The Oscar-winning actress now has a Web site to tell the world about her latest out-of-body adventures and UFO encounters. After a 500 mile trek across northern Spain this year to reinvigorate her spirit, MacLaine, who is 66 (in this lifetime), now wants to devote her self to teaching.
“I think everyone goes through a period where they want to teach. I’m in that phase now,” MacLaine tells The Wolf Files. “It’s quite a rush to lead a group meditation with a thousand people. I help them to get in touch with past life experiences and resolve the troubles they face.”

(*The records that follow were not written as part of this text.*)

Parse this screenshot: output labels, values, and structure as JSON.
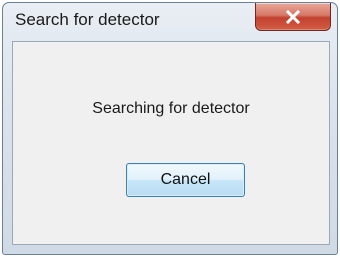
{
  "window": {
    "title": "Search for detector"
  },
  "title_bar": {
    "close_icon": "close-icon"
  },
  "dialog": {
    "message": "Searching for detector",
    "cancel_label": "Cancel"
  },
  "colors": {
    "close_button": "#c8503a",
    "cancel_button_border": "#3c7fb1"
  }
}
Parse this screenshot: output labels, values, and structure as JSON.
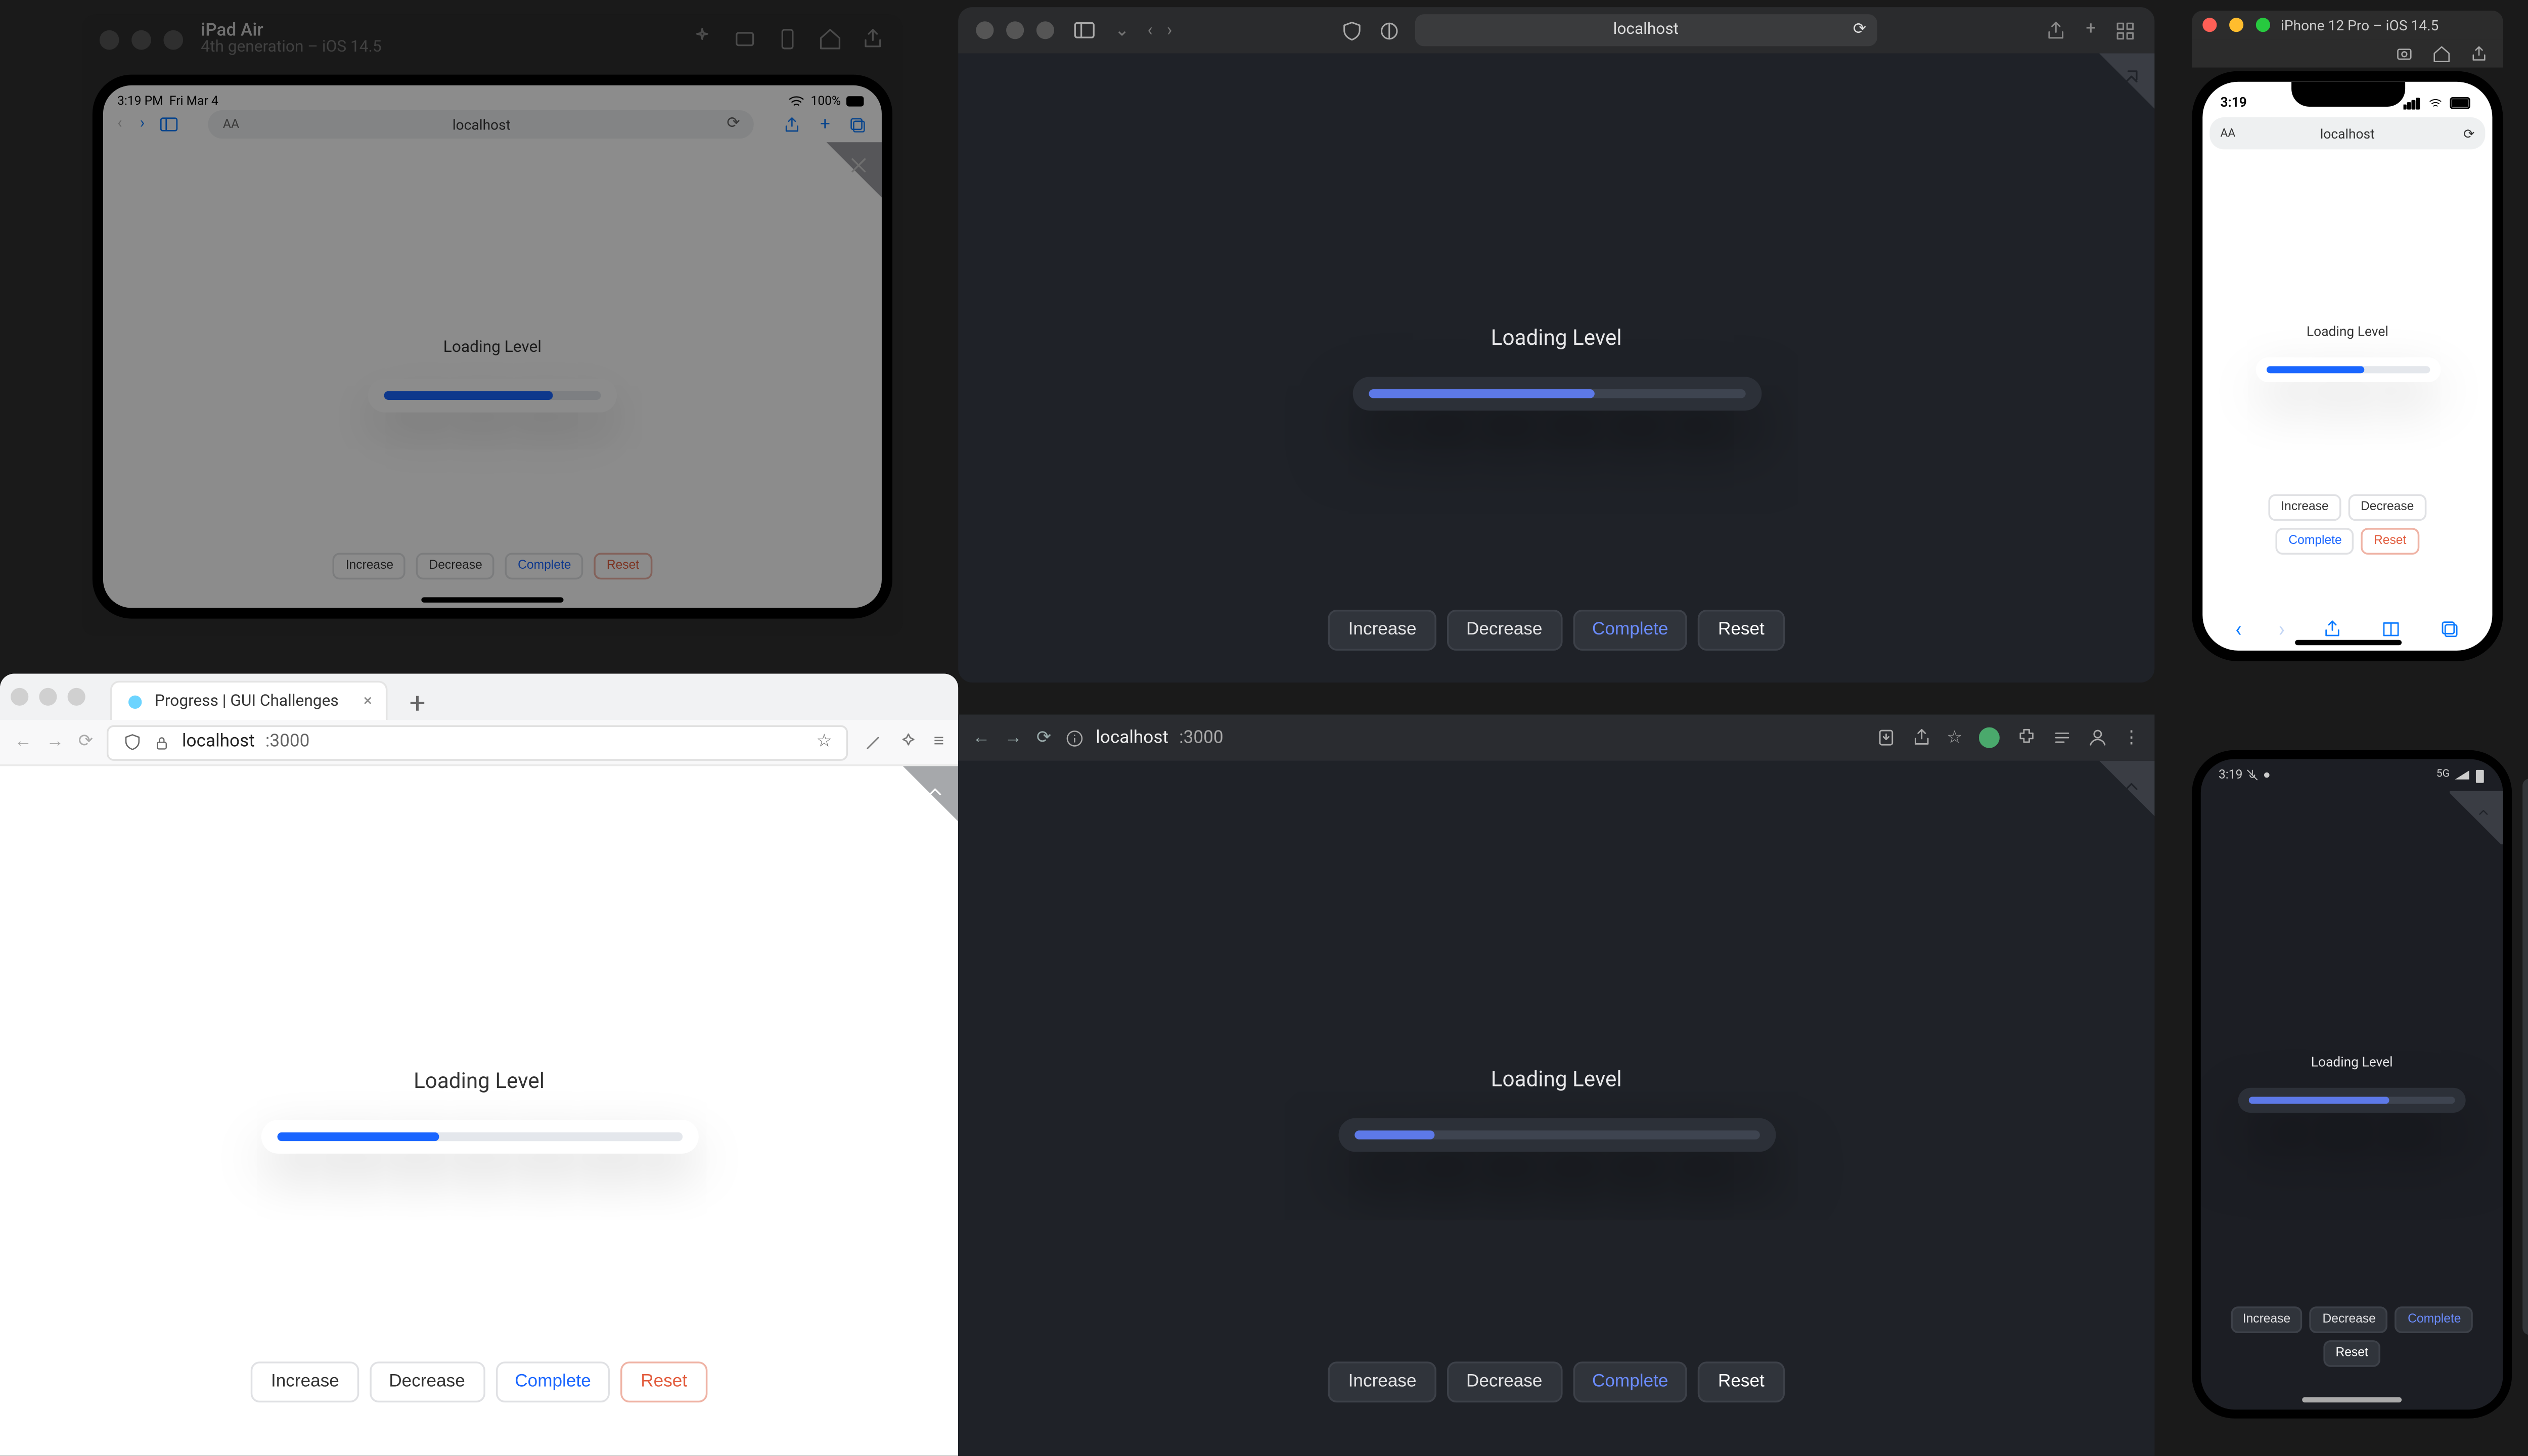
{
  "app": {
    "title": "Loading Level",
    "btn_increase": "Increase",
    "btn_decrease": "Decrease",
    "btn_complete": "Complete",
    "btn_reset": "Reset"
  },
  "ipad_sim": {
    "title": "iPad Air",
    "subtitle": "4th generation – iOS 14.5",
    "status_time": "3:19 PM",
    "status_date": "Fri Mar 4",
    "status_batt": "100%",
    "url": "localhost",
    "progress_pct": 78
  },
  "iphone_sim": {
    "title": "iPhone 12 Pro – iOS 14.5",
    "status_time": "3:19",
    "url": "localhost",
    "progress_pct": 60
  },
  "safari_main": {
    "url": "localhost",
    "progress_pct": 60
  },
  "firefox": {
    "tab_title": "Progress | GUI Challenges",
    "host": "localhost",
    "port": ":3000",
    "progress_pct": 40
  },
  "chrome": {
    "host": "localhost",
    "port": ":3000",
    "progress_pct": 20
  },
  "android": {
    "status_time": "3:19",
    "progress_pct": 68
  },
  "colors": {
    "accent_light": "#1a66ff",
    "accent_dark": "#5d79e8",
    "reset": "#e25b3c"
  }
}
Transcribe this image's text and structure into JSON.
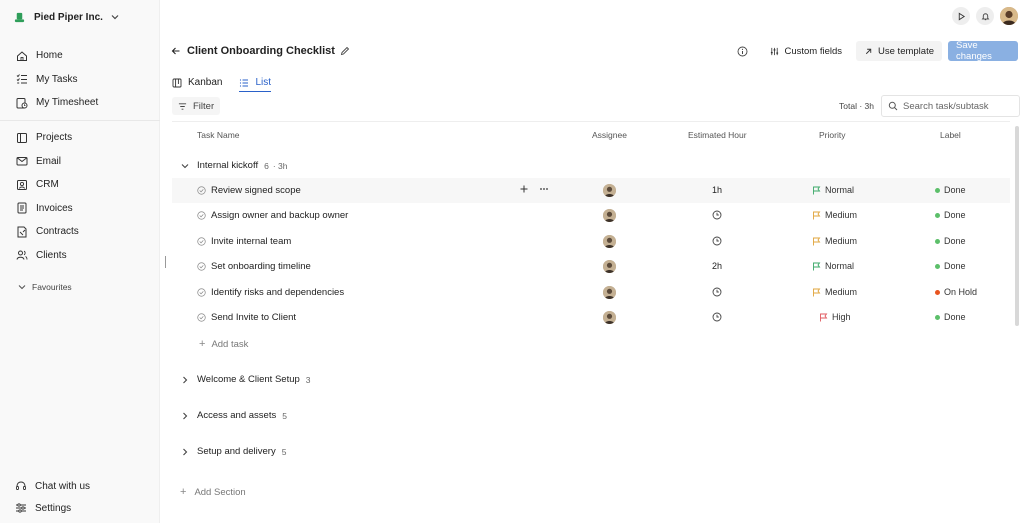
{
  "colors": {
    "accent": "#2a61c9",
    "save_button_bg": "#8ab0e2",
    "done_dot": "#5cbf6a",
    "on_hold_dot": "#e8541f",
    "flag_normal": "#3aa867",
    "flag_medium": "#e0a43b",
    "flag_high": "#e0585f",
    "brand_logo": "#2f9e5a"
  },
  "sidebar": {
    "brand": "Pied Piper Inc.",
    "primary_items": [
      {
        "label": "Home",
        "icon": "home-icon"
      },
      {
        "label": "My Tasks",
        "icon": "tasks-icon"
      },
      {
        "label": "My Timesheet",
        "icon": "timesheet-icon"
      }
    ],
    "secondary_items": [
      {
        "label": "Projects",
        "icon": "projects-icon"
      },
      {
        "label": "Email",
        "icon": "mail-icon"
      },
      {
        "label": "CRM",
        "icon": "crm-icon"
      },
      {
        "label": "Invoices",
        "icon": "invoice-icon"
      },
      {
        "label": "Contracts",
        "icon": "contract-icon"
      },
      {
        "label": "Clients",
        "icon": "clients-icon"
      }
    ],
    "favourites": "Favourites",
    "bottom_items": [
      {
        "label": "Chat with us",
        "icon": "headset-icon"
      },
      {
        "label": "Settings",
        "icon": "settings-icon"
      }
    ]
  },
  "header": {
    "title": "Client Onboarding Checklist",
    "custom_fields": "Custom fields",
    "use_template": "Use template",
    "save_changes": "Save changes"
  },
  "tabs": [
    {
      "label": "Kanban",
      "icon": "kanban-icon",
      "active": false
    },
    {
      "label": "List",
      "icon": "list-icon",
      "active": true
    }
  ],
  "toolbar": {
    "filter": "Filter",
    "total": "Total · 3h",
    "search_placeholder": "Search task/subtask"
  },
  "table": {
    "columns": [
      "Task Name",
      "Assignee",
      "Estimated Hour",
      "Priority",
      "Label"
    ],
    "expanded_group": {
      "name": "Internal kickoff",
      "count": "6",
      "hours": "· 3h"
    },
    "rows": [
      {
        "name": "Review signed scope",
        "estimate": "1h",
        "priority": "Normal",
        "label": "Done"
      },
      {
        "name": "Assign owner and backup owner",
        "estimate": "",
        "priority": "Medium",
        "label": "Done"
      },
      {
        "name": "Invite internal team",
        "estimate": "",
        "priority": "Medium",
        "label": "Done"
      },
      {
        "name": "Set onboarding timeline",
        "estimate": "2h",
        "priority": "Normal",
        "label": "Done"
      },
      {
        "name": "Identify risks and dependencies",
        "estimate": "",
        "priority": "Medium",
        "label": "On Hold"
      },
      {
        "name": "Send Invite to Client",
        "estimate": "",
        "priority": "High",
        "label": "Done"
      }
    ],
    "add_task": "Add task",
    "collapsed_groups": [
      {
        "name": "Welcome & Client Setup",
        "count": "3"
      },
      {
        "name": "Access and assets",
        "count": "5"
      },
      {
        "name": "Setup and delivery",
        "count": "5"
      }
    ],
    "add_section": "Add Section"
  }
}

By MacLaine’s various accounts of her past lives, she’s just about done it all. She’s been a man from Atlantis, a peg-legged pirate, an Indian princess who telepathically communicates with elephants, and Charlemagne’s mystical lover.
But America’s foremost advocate in New Age spiritualism has been conspicuously absent from the cyberworld. That seems out of character for someone with so many psychic friends. But MacLaine says all that’s changed.
“I’m going to bring together the best of the Internet on spiritualism and help people seek truth about their past lives and the world around them,” MacLaine says.
“I suppose aliens also use the Internet. If it is out there, why wouldn’t they?”
After a humble launch two months ago, ShirleyMacLaine.com is now getting its first PR thrust, as MacLaine begins meditation seminars in San Francisco, Las Vegas and Denver. She’ll also be chatting online, appearing July 19 on Lifescape.com, one of the largest health sites on the Net.
Writing Jokes for Leno If she’s still the butt of Jay Leno’s jokes, MacLaine doesn’t care. “I heard his bit about me and Charlemagne, and I can laugh at it. Heck, I’ve even given Leno jokes,” she says.
“If you don’t find life fun and funny, you are really missing the point.”
In her new book, The Camino: A Journey of the Spirit (Simon and Schuster), MacLaine recounts her past life love affair Charlemagne and tells how she saved him from impotence.
MacLaine remembers herself as a coffee-skinned, black-haired woman who comes to the emperor as a healer. “He succumbed to the vibration of my touch and soon became aroused,” he says. “His protectors left as I proceeded to consummate the healing.”
At another point in the book, Shirley travels — out of her body, we presume — back to the Garden of Eden, where her soul is re-embodied as both Adam and Eve. Of course, she relives humanity’s first stirring of sex — as both man and woman.
“Dear Reader,” MacLaine writes at one point in The Camino, “it is here, at this point, that I have debated with myself whether to include the ensuing events in the telling of my Camino tale. … But I have always felt that if one cannot walk to the end of the precipice, then why walk at all?”
One can only imagine the past lives of Warren Beatty, MacLaine’s younger brother, whom she has described as “left brained” and “cerebral.”
Yet for all her eccentricities, MacLaine’s popularity as a spiritual guide is astounding. When she embarked on a seminar series in the late 1980s, she filled 1,000-seat reception halls across the country — with each attendee paying $300. Midge Costanza, once a special assistant to President Jimmy Carter, served as the organizer of the “Connecting With the Higher Self” lecture series.
Old Friends: Keep Quiet